PROBLEM
The response should consist of the records that follow, printed exactly.

═════ RECORDED DATA ═════

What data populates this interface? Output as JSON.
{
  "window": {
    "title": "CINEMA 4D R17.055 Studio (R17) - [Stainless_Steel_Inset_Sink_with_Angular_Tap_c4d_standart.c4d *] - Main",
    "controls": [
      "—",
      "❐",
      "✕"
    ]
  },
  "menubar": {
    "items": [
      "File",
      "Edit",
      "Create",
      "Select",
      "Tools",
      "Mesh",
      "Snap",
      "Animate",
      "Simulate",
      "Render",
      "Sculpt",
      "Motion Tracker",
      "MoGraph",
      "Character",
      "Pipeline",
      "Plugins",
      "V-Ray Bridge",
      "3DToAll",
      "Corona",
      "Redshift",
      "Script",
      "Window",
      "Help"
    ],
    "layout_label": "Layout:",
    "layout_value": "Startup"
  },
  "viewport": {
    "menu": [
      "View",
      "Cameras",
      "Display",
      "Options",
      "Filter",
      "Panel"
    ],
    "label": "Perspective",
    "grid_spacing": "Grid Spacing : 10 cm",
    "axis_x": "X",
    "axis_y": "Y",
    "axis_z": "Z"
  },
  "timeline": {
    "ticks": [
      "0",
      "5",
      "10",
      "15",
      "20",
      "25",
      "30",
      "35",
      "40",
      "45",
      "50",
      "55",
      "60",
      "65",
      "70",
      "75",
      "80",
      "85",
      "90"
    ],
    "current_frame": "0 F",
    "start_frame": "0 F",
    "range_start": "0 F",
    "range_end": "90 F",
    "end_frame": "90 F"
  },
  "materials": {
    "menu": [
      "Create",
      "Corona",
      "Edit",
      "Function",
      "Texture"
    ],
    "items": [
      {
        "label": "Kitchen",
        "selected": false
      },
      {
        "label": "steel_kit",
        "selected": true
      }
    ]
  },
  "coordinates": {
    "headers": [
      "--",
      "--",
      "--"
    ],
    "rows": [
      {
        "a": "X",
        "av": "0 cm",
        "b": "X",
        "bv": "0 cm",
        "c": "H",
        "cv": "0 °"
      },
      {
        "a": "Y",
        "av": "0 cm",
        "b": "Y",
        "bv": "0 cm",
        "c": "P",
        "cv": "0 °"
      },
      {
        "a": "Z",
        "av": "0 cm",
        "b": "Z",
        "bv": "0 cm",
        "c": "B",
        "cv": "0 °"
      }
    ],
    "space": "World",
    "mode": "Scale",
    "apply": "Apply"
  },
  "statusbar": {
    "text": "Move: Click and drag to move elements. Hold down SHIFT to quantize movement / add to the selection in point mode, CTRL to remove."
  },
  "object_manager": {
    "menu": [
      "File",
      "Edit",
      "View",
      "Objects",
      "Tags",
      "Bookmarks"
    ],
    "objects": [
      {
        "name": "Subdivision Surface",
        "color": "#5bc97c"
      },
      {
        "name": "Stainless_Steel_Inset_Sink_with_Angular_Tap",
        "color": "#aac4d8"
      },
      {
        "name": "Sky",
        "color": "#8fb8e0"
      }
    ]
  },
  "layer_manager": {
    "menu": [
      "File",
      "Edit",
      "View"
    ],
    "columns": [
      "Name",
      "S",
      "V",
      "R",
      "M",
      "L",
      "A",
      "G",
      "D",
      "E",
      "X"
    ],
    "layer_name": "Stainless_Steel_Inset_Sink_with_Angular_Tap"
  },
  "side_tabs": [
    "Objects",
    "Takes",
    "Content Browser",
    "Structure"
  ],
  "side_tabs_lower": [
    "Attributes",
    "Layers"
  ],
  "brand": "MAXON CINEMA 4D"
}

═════

YOUR RESPONSE
What data populates this interface? Output as JSON.
{
  "window": {
    "title": "CINEMA 4D R17.055 Studio (R17) - [Stainless_Steel_Inset_Sink_with_Angular_Tap_c4d_standart.c4d *] - Main",
    "controls": [
      "—",
      "❐",
      "✕"
    ]
  },
  "menubar": {
    "items": [
      "File",
      "Edit",
      "Create",
      "Select",
      "Tools",
      "Mesh",
      "Snap",
      "Animate",
      "Simulate",
      "Render",
      "Sculpt",
      "Motion Tracker",
      "MoGraph",
      "Character",
      "Pipeline",
      "Plugins",
      "V-Ray Bridge",
      "3DToAll",
      "Corona",
      "Redshift",
      "Script",
      "Window",
      "Help"
    ],
    "layout_label": "Layout:",
    "layout_value": "Startup"
  },
  "viewport": {
    "menu": [
      "View",
      "Cameras",
      "Display",
      "Options",
      "Filter",
      "Panel"
    ],
    "label": "Perspective",
    "grid_spacing": "Grid Spacing : 10 cm",
    "axis_x": "X",
    "axis_y": "Y",
    "axis_z": "Z"
  },
  "timeline": {
    "ticks": [
      "0",
      "5",
      "10",
      "15",
      "20",
      "25",
      "30",
      "35",
      "40",
      "45",
      "50",
      "55",
      "60",
      "65",
      "70",
      "75",
      "80",
      "85",
      "90"
    ],
    "current_frame": "0 F",
    "start_frame": "0 F",
    "range_start": "0 F",
    "range_end": "90 F",
    "end_frame": "90 F"
  },
  "materials": {
    "menu": [
      "Create",
      "Corona",
      "Edit",
      "Function",
      "Texture"
    ],
    "items": [
      {
        "label": "Kitchen",
        "selected": false
      },
      {
        "label": "steel_kit",
        "selected": true
      }
    ]
  },
  "coordinates": {
    "headers": [
      "--",
      "--",
      "--"
    ],
    "rows": [
      {
        "a": "X",
        "av": "0 cm",
        "b": "X",
        "bv": "0 cm",
        "c": "H",
        "cv": "0 °"
      },
      {
        "a": "Y",
        "av": "0 cm",
        "b": "Y",
        "bv": "0 cm",
        "c": "P",
        "cv": "0 °"
      },
      {
        "a": "Z",
        "av": "0 cm",
        "b": "Z",
        "bv": "0 cm",
        "c": "B",
        "cv": "0 °"
      }
    ],
    "space": "World",
    "mode": "Scale",
    "apply": "Apply"
  },
  "statusbar": {
    "text": "Move: Click and drag to move elements. Hold down SHIFT to quantize movement / add to the selection in point mode, CTRL to remove."
  },
  "object_manager": {
    "menu": [
      "File",
      "Edit",
      "View",
      "Objects",
      "Tags",
      "Bookmarks"
    ],
    "objects": [
      {
        "name": "Subdivision Surface",
        "color": "#5bc97c"
      },
      {
        "name": "Stainless_Steel_Inset_Sink_with_Angular_Tap",
        "color": "#aac4d8"
      },
      {
        "name": "Sky",
        "color": "#8fb8e0"
      }
    ]
  },
  "layer_manager": {
    "menu": [
      "File",
      "Edit",
      "View"
    ],
    "columns": [
      "Name",
      "S",
      "V",
      "R",
      "M",
      "L",
      "A",
      "G",
      "D",
      "E",
      "X"
    ],
    "layer_name": "Stainless_Steel_Inset_Sink_with_Angular_Tap"
  },
  "side_tabs": [
    "Objects",
    "Takes",
    "Content Browser",
    "Structure"
  ],
  "side_tabs_lower": [
    "Attributes",
    "Layers"
  ],
  "brand": "MAXON CINEMA 4D"
}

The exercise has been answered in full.